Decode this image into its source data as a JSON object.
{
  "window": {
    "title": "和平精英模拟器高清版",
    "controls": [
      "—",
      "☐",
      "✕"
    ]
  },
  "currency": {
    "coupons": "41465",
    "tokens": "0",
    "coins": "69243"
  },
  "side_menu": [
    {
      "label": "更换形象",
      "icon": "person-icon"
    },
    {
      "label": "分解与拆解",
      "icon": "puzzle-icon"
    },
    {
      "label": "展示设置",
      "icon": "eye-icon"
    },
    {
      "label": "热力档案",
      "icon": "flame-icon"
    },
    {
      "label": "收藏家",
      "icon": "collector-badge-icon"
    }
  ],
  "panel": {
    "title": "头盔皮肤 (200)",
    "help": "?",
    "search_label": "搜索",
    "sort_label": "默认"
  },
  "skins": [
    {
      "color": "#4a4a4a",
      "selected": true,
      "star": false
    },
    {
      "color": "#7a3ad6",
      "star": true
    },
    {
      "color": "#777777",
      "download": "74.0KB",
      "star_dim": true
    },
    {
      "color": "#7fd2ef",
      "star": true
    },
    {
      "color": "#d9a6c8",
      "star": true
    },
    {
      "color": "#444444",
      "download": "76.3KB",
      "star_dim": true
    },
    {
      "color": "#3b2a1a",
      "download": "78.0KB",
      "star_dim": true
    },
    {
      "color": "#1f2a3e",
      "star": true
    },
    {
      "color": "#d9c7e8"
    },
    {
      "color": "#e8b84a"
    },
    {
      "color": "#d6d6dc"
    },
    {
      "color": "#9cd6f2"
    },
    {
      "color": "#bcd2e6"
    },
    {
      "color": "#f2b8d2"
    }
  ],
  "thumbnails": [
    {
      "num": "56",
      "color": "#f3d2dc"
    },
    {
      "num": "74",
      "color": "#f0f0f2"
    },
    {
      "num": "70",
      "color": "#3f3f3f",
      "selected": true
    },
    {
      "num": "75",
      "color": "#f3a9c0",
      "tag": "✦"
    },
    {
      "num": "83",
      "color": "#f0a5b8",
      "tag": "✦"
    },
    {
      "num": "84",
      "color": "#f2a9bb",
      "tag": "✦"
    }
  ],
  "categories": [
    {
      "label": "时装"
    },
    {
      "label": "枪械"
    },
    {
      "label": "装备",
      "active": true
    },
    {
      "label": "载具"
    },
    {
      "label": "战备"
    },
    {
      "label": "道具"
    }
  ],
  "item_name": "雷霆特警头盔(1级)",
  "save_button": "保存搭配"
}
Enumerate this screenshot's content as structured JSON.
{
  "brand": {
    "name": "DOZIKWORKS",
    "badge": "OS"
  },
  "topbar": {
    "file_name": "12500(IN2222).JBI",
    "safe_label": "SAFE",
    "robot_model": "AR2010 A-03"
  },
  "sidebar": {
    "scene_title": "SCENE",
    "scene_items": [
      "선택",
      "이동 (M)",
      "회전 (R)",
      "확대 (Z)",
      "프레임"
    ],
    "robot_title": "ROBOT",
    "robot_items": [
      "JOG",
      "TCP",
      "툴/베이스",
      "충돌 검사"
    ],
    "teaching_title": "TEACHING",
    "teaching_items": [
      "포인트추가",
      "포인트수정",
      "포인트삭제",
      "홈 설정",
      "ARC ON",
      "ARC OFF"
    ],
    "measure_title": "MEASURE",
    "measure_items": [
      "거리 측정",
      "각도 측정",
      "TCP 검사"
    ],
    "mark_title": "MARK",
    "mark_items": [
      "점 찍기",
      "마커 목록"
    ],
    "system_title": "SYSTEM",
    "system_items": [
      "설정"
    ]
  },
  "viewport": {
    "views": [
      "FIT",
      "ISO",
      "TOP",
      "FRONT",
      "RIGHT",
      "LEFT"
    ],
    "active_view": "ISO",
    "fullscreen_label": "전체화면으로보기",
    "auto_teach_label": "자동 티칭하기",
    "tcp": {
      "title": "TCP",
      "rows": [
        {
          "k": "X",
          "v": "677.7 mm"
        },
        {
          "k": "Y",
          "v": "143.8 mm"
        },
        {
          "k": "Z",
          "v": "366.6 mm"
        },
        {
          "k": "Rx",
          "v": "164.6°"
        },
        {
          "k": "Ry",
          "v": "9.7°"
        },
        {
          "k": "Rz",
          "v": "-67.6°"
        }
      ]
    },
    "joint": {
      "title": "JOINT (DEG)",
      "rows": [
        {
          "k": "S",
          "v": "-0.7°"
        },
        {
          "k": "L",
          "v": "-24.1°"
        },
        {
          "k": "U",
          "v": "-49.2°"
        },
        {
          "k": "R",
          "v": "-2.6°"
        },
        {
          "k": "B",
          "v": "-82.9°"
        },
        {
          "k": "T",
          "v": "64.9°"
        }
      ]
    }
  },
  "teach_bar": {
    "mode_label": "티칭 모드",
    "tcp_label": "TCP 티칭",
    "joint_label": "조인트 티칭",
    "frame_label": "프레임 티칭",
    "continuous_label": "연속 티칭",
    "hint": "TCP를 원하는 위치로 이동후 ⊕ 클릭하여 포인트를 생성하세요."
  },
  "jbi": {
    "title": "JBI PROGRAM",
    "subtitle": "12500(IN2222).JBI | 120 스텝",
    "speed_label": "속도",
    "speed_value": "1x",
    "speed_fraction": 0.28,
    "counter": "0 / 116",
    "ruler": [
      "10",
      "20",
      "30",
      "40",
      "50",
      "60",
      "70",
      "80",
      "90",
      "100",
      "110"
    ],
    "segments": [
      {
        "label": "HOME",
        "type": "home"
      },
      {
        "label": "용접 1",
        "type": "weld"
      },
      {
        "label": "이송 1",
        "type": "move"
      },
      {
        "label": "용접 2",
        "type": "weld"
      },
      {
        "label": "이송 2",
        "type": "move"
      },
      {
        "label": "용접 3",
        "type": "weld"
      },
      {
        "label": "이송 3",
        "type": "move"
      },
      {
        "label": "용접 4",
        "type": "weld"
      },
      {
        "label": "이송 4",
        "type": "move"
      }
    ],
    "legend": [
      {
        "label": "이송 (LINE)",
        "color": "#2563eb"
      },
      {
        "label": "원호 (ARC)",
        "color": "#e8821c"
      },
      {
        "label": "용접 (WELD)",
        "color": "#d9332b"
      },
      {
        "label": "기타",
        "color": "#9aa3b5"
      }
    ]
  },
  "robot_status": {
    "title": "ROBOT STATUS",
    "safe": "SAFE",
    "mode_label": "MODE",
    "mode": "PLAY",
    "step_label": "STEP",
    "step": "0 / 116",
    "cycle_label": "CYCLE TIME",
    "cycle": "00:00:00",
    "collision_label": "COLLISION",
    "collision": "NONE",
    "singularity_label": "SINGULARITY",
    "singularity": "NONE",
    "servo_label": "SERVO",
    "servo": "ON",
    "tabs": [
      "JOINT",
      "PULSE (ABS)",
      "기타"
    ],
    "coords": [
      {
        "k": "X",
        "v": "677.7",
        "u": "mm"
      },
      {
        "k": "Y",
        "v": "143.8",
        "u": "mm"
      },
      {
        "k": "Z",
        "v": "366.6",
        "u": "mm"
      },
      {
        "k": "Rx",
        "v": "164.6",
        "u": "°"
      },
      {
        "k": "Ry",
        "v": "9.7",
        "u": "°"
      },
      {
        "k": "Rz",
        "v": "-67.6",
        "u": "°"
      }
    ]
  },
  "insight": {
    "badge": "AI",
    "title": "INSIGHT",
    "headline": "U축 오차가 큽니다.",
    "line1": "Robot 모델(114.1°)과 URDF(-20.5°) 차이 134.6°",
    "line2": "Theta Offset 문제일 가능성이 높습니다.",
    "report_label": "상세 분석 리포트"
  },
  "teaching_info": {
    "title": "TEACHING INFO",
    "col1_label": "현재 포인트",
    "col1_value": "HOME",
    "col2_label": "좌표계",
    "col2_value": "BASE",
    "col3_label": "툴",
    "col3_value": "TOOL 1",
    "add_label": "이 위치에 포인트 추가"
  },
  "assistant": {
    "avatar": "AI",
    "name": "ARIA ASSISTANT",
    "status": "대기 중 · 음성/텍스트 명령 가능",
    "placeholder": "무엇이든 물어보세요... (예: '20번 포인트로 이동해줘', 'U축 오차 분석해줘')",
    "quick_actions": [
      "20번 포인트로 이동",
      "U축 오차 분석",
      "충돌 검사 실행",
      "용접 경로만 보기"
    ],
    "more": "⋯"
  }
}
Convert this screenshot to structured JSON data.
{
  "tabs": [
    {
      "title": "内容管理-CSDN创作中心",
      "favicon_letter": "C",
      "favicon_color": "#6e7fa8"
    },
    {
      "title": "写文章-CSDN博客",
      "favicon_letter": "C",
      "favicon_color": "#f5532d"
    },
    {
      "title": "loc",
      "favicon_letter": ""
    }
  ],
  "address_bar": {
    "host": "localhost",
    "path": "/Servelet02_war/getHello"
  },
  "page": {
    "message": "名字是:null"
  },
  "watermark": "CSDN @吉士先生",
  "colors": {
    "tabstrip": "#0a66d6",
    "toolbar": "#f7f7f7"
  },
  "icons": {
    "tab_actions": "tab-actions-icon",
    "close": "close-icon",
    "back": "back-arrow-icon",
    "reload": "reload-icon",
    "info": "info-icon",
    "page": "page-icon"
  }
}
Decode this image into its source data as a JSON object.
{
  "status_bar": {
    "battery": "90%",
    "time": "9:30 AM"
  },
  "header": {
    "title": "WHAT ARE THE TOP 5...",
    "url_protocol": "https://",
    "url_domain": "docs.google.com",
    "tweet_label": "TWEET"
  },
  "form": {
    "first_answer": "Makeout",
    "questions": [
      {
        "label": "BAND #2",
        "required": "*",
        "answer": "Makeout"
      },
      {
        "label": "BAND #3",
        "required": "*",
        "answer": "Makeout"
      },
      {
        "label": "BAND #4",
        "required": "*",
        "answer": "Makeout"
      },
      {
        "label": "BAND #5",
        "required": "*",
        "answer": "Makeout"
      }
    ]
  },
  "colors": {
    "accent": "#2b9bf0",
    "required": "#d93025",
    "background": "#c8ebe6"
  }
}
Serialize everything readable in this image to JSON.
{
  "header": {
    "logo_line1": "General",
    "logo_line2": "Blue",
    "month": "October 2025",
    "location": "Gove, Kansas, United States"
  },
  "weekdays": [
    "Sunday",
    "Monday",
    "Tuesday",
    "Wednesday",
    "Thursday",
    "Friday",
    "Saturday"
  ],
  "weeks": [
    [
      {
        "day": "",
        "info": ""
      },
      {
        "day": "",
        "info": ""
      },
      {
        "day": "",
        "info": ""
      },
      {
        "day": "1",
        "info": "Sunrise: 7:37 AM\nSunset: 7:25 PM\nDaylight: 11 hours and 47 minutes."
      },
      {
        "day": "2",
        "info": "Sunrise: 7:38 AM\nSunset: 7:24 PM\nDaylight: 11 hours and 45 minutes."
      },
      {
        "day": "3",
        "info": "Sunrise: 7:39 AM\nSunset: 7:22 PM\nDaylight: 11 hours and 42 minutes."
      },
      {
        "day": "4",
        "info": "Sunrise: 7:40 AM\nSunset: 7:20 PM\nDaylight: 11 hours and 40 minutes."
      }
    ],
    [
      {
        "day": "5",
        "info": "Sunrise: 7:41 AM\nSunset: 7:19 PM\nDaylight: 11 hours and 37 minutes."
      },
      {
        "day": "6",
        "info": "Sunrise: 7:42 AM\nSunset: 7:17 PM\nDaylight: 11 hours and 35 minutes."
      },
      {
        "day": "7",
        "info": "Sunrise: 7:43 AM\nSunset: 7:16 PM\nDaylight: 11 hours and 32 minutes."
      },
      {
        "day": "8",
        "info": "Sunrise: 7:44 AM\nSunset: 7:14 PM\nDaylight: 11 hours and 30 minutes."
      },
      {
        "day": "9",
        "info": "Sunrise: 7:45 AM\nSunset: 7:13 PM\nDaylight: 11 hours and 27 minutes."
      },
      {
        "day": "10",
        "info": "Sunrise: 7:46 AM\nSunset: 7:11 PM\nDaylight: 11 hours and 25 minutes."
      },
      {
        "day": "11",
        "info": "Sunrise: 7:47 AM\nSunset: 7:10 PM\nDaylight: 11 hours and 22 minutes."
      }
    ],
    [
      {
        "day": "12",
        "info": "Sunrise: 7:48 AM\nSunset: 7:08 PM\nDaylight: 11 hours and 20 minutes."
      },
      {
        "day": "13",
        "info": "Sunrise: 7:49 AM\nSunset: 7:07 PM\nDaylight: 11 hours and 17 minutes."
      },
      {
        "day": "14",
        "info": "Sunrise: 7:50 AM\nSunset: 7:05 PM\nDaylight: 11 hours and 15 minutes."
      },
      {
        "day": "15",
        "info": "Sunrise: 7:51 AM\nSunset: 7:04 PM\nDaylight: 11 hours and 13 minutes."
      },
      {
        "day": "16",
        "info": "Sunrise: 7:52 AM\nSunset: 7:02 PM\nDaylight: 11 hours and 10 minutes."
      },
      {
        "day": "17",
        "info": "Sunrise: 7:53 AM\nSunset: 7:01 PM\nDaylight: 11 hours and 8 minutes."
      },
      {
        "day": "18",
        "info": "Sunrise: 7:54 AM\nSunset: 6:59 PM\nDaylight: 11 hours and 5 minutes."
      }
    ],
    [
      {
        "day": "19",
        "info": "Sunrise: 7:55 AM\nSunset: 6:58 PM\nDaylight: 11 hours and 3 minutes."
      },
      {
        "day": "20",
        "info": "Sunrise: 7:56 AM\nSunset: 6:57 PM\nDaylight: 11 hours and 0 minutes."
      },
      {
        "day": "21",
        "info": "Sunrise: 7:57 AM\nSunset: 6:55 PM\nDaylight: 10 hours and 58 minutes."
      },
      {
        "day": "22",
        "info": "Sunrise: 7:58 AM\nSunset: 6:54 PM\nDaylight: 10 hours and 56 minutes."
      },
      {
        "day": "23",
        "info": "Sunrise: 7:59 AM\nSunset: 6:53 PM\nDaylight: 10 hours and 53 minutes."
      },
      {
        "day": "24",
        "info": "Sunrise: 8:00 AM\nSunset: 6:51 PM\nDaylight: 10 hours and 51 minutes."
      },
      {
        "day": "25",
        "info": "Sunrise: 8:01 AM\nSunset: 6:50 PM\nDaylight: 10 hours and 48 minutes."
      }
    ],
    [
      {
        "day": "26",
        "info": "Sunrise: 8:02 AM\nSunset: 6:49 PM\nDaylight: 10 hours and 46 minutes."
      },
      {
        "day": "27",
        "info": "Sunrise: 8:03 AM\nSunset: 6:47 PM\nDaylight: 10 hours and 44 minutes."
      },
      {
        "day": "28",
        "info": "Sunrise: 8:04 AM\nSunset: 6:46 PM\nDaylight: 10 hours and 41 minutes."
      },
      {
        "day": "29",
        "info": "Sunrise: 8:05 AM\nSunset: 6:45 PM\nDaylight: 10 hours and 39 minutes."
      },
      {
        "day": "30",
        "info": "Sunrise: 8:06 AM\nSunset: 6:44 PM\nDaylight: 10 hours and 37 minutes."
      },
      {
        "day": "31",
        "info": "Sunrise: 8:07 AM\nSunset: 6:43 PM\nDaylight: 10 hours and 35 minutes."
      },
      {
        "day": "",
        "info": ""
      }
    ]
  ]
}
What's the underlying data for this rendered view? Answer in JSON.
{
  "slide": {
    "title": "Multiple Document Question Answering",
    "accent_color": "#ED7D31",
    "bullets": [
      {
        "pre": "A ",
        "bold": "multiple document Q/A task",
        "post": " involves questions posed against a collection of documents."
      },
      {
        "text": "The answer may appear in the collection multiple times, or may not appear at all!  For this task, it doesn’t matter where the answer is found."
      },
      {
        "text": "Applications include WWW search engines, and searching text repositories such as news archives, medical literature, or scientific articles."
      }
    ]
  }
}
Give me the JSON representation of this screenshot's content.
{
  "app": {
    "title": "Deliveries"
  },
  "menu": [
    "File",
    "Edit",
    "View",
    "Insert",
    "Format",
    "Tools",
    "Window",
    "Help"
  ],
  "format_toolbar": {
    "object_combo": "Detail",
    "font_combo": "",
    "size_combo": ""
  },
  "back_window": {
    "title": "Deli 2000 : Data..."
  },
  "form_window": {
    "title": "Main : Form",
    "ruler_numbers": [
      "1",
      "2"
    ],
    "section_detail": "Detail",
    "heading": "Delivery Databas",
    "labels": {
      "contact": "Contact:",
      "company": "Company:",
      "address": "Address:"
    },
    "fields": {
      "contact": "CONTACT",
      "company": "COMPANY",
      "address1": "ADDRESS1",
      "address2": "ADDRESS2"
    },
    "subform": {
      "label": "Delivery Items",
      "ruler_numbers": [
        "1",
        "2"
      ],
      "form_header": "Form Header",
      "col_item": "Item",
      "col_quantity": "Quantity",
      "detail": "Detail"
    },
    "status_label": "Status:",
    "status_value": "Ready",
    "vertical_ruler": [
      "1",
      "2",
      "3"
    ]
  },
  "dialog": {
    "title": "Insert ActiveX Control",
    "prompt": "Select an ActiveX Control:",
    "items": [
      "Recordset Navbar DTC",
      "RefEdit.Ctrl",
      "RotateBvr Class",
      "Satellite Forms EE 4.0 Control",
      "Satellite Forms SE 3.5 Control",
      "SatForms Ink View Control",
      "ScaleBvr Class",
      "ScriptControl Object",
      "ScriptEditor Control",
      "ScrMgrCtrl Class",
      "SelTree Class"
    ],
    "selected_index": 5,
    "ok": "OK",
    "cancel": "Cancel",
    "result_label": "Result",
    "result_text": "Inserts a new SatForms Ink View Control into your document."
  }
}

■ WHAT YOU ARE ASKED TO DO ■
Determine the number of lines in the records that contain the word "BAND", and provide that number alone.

■ EXPECTED OUTPUT ■
4